In a landmark 2014 U.S. Supreme Court decision known as Harris v. Quinn, the court ruled home-care workers are not required to pay agency fees or union dues since they’re not full state workers.
SB 6199 aims to make those workers private employees by outsourcing the state’s contracting duties with an private vendor. The workers would technically be employees of the private entity although they would still bargain with the governor’s office and a 14-member board that includes state officials.
That private status would allow unions to create a shop where home-care workers must pay either union dues or agency fees if they don’t claim religious exemptions.
Maxford Nelsen, director of labor policy for the Freedom Foundation, estimated a such a shop could result in a windfall of more than $2 million a year for a local chapter of the Service Employee International Union that represents more than 45,000 workers in various long-term care settings. Nelsen said public records show 4,000 home-care workers currently choose not to withhold union dues from their paychecks.
“This reeks of special interest politics,” Nelsen told The News Tribune and The Olympian.
Adam Glickman, secretary-treasurer of SEIU Chapter 775, declined to comment and referred questions to Bill Moss, assistant secretary for the DSHS Aging and Long-Term Support Administration.
In an interview, Moss said, “The intent of the bill is to increase the amount of time that case managers get to spend with clients.”
Democrats largely dismissed the GOP claims that the home health care worker bill and the birthdates bill were handouts to unions.

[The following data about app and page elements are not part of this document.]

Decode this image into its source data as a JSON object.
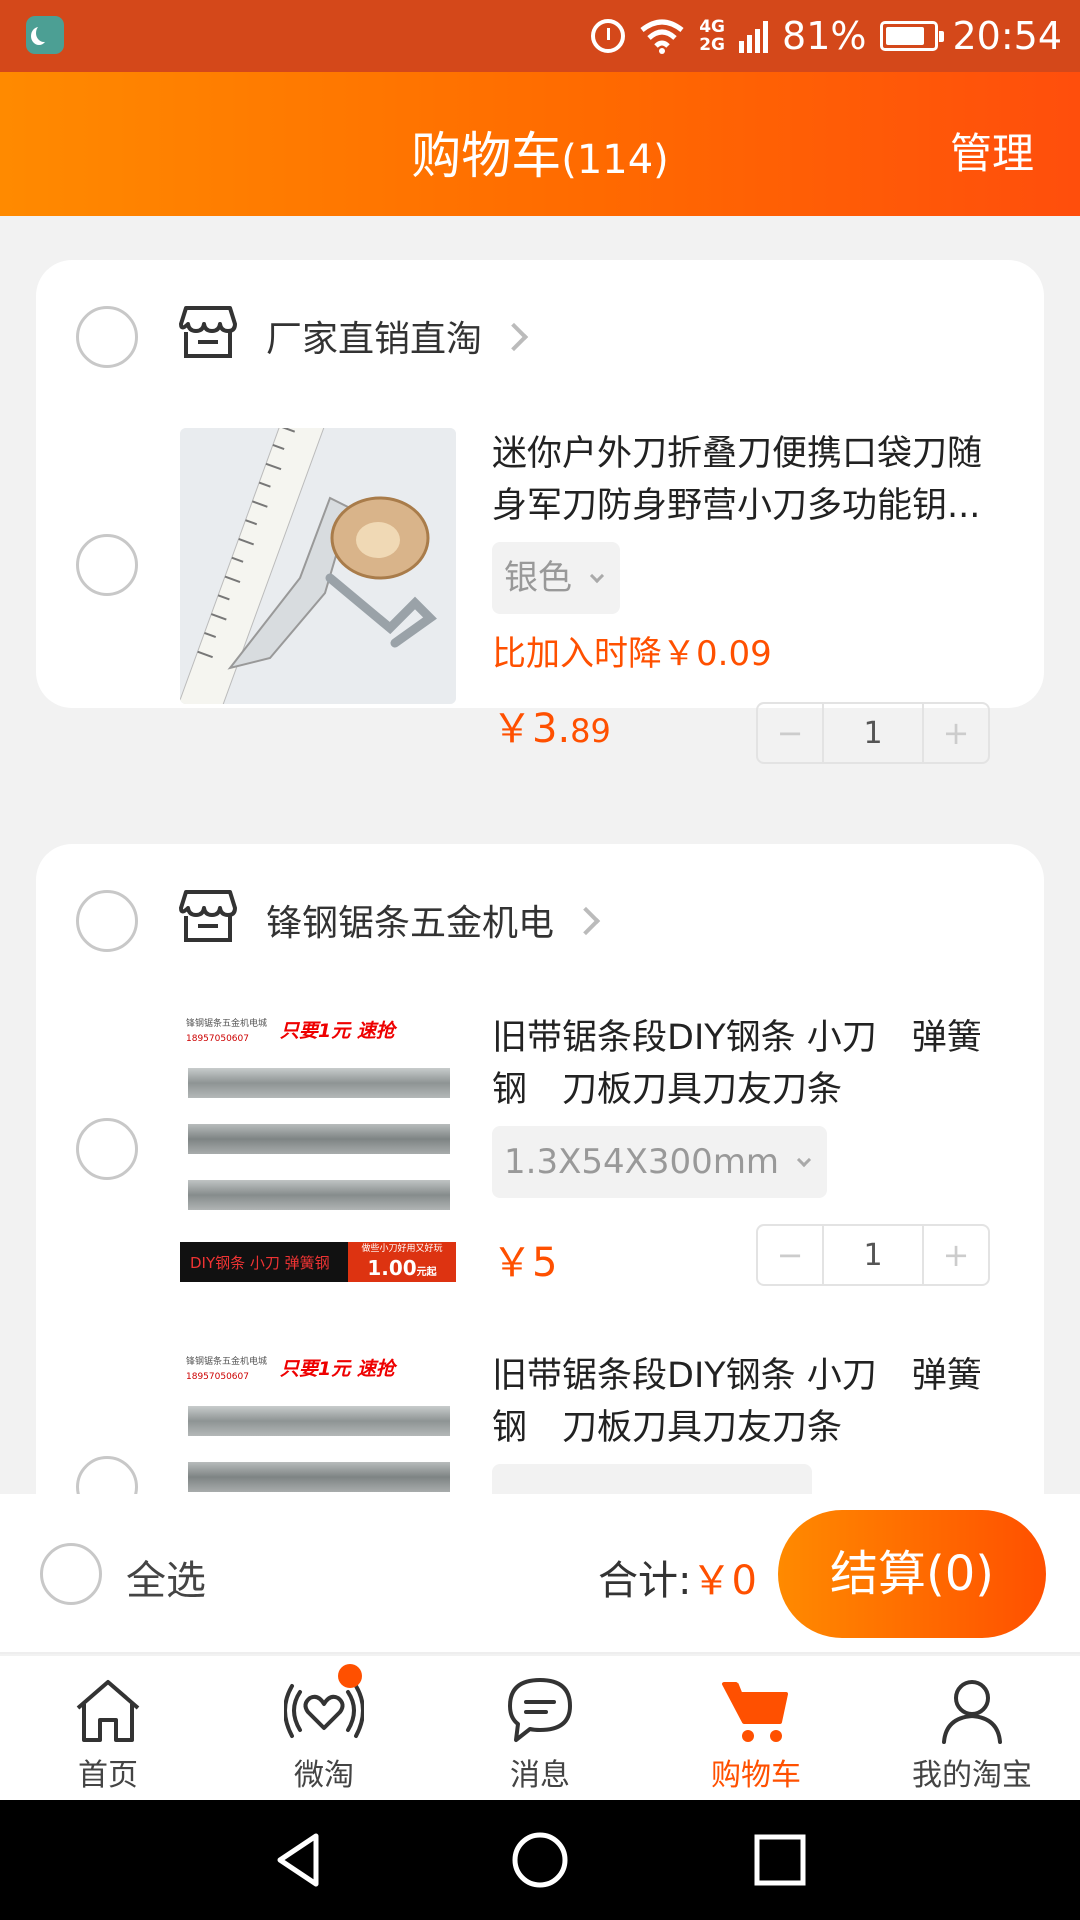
{
  "status_bar": {
    "network_type_top": "4G",
    "network_type_bottom": "2G",
    "battery_percent": "81%",
    "time": "20:54"
  },
  "header": {
    "title": "购物车",
    "count": "(114)",
    "manage_label": "管理"
  },
  "shops": [
    {
      "name": "厂家直销直淘",
      "items": [
        {
          "title": "迷你户外刀折叠刀便携口袋刀随身军刀防身野营小刀多功能钥...",
          "sku": "银色",
          "price_drop": "比加入时降￥0.09",
          "price_symbol": "￥",
          "price_int": "3.",
          "price_dec": "89",
          "quantity": "1"
        }
      ]
    },
    {
      "name": "锋钢锯条五金机电",
      "items": [
        {
          "title": "旧带锯条段DIY钢条 小刀　弹簧钢　刀板刀具刀友刀条",
          "sku": "1.3X54X300mm",
          "price_symbol": "￥",
          "price_int": "5",
          "quantity": "1",
          "image_text_top": "只要1元 速抢",
          "image_text_shop": "锋钢锯条五金机电城",
          "image_text_phone": "18957050607",
          "image_text_bottom": "DIY钢条 小刀 弹簧钢",
          "image_text_promo": "做些小刀好用又好玩",
          "image_text_price": "1.00",
          "image_text_unit": "元起"
        },
        {
          "title": "旧带锯条段DIY钢条 小刀　弹簧钢　刀板刀具刀友刀条",
          "image_text_top": "只要1元 速抢",
          "image_text_shop": "锋钢锯条五金机电城",
          "image_text_phone": "18957050607"
        }
      ]
    }
  ],
  "action_bar": {
    "select_all_label": "全选",
    "total_label": "合计:",
    "total_amount": "￥0",
    "checkout_label": "结算(0)"
  },
  "tab_bar": {
    "tabs": [
      {
        "label": "首页",
        "icon": "home-icon"
      },
      {
        "label": "微淘",
        "icon": "weitao-heart-icon"
      },
      {
        "label": "消息",
        "icon": "message-icon"
      },
      {
        "label": "购物车",
        "icon": "cart-icon"
      },
      {
        "label": "我的淘宝",
        "icon": "profile-icon"
      }
    ],
    "active_index": 3
  },
  "colors": {
    "accent": "#ff5000",
    "header_gradient_start": "#ff8a00",
    "header_gradient_end": "#ff4e0c",
    "status_bar": "#d4481a"
  }
}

Senate Majority Leader Sharon Nelson of Maury Island said SB 6199 is necessary to boost the home-care worker system.
“We need a different format for our (individual provider) workers, and they are very critical for some of our most fragile individuals and seniors,” Nelson said. “So we are taking that action so we can go ahead and make sure that in the future there’s a clear definition of whether they’re a state employee or not.”

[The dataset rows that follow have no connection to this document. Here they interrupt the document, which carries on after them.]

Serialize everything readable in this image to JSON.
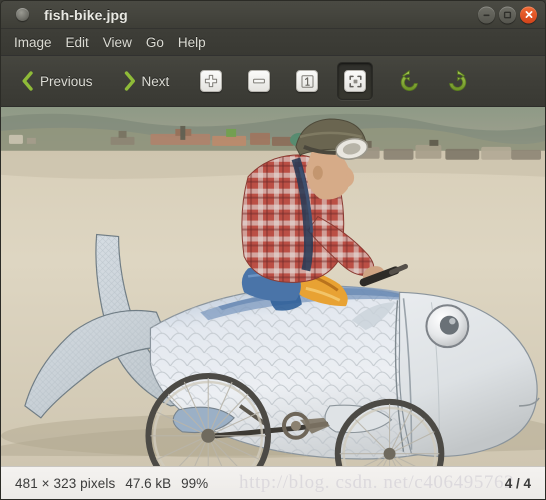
{
  "window": {
    "title": "fish-bike.jpg",
    "icon": "image-viewer-icon",
    "controls": {
      "minimize": "Minimize",
      "maximize": "Maximize",
      "close": "Close"
    }
  },
  "menubar": {
    "items": [
      {
        "label": "Image"
      },
      {
        "label": "Edit"
      },
      {
        "label": "View"
      },
      {
        "label": "Go"
      },
      {
        "label": "Help"
      }
    ]
  },
  "toolbar": {
    "previous_label": "Previous",
    "next_label": "Next",
    "buttons": [
      {
        "name": "zoom-in",
        "icon": "plus-icon"
      },
      {
        "name": "zoom-out",
        "icon": "minus-icon"
      },
      {
        "name": "normal-size",
        "icon": "one-to-one-icon"
      },
      {
        "name": "best-fit",
        "icon": "best-fit-icon",
        "active": true
      },
      {
        "name": "rotate-left",
        "icon": "rotate-counterclockwise-icon"
      },
      {
        "name": "rotate-right",
        "icon": "rotate-clockwise-icon"
      }
    ]
  },
  "image": {
    "alt": "Man riding a silver fish-shaped art bicycle on a desert playa",
    "filename": "fish-bike.jpg"
  },
  "statusbar": {
    "dimensions": "481 × 323 pixels",
    "filesize": "47.6 kB",
    "zoom": "99%",
    "position": "4 / 4"
  },
  "watermark": {
    "text": "http://blog. csdn. net/c406495762"
  },
  "colors": {
    "titlebar": "#45453e",
    "toolbar": "#3f3f39",
    "menu_text": "#dcdcd4",
    "accent_green": "#8cb935",
    "close_button": "#d3431a",
    "statusbar_bg": "#eceae7"
  }
}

SB 6199, introduced Jan. 10 by Democratic Sen. Annette Cleveland of Vancouver, could cost more than $22 million every two years, according to a fiscal analysis done by nonpartisan legislative staff in the Senate.
Moss said the bill could come with some cost-savings in the future because the private vendor could better manage federal workplace regulations.
Republicans delayed a vote on SB 6199 in the early hours of Thursday morning through procedural rules and a deluge of proposed amendments that slowed debate. The GOP also delayed Senate Bill 6079.
Both measures could still be voted on later in the week.
Democrats said they they hoped to go through the lengthy process of shooting down the dozens of amendments to SB 6199 in order to set up debate for an actual vote later on.
“We needed a lot of time to get those done,” Nelson told reporters Thursday.
This is not the first time SEIU and the Freedom Foundation have clashed. In 2016, SEIU successfully passed an initiative that barred disclosure of some state worker information.
The Freedom Foundation had been using that information in its effort to inform home health care workers about how they can opt out of paying union dues.
Initiative 1501 was billed as a way to prevent fraud against the elderly that also exempted information home care workers and also imposed harsher punishment for identity thieves who target the elderly or other vulnerable adults.
That fight has now spilled into the Legislature, where Republicans remain opposed to the Democratic bills.
“This is the other side of the aisle doing the union’s bidding in the dark of night,” Braun said.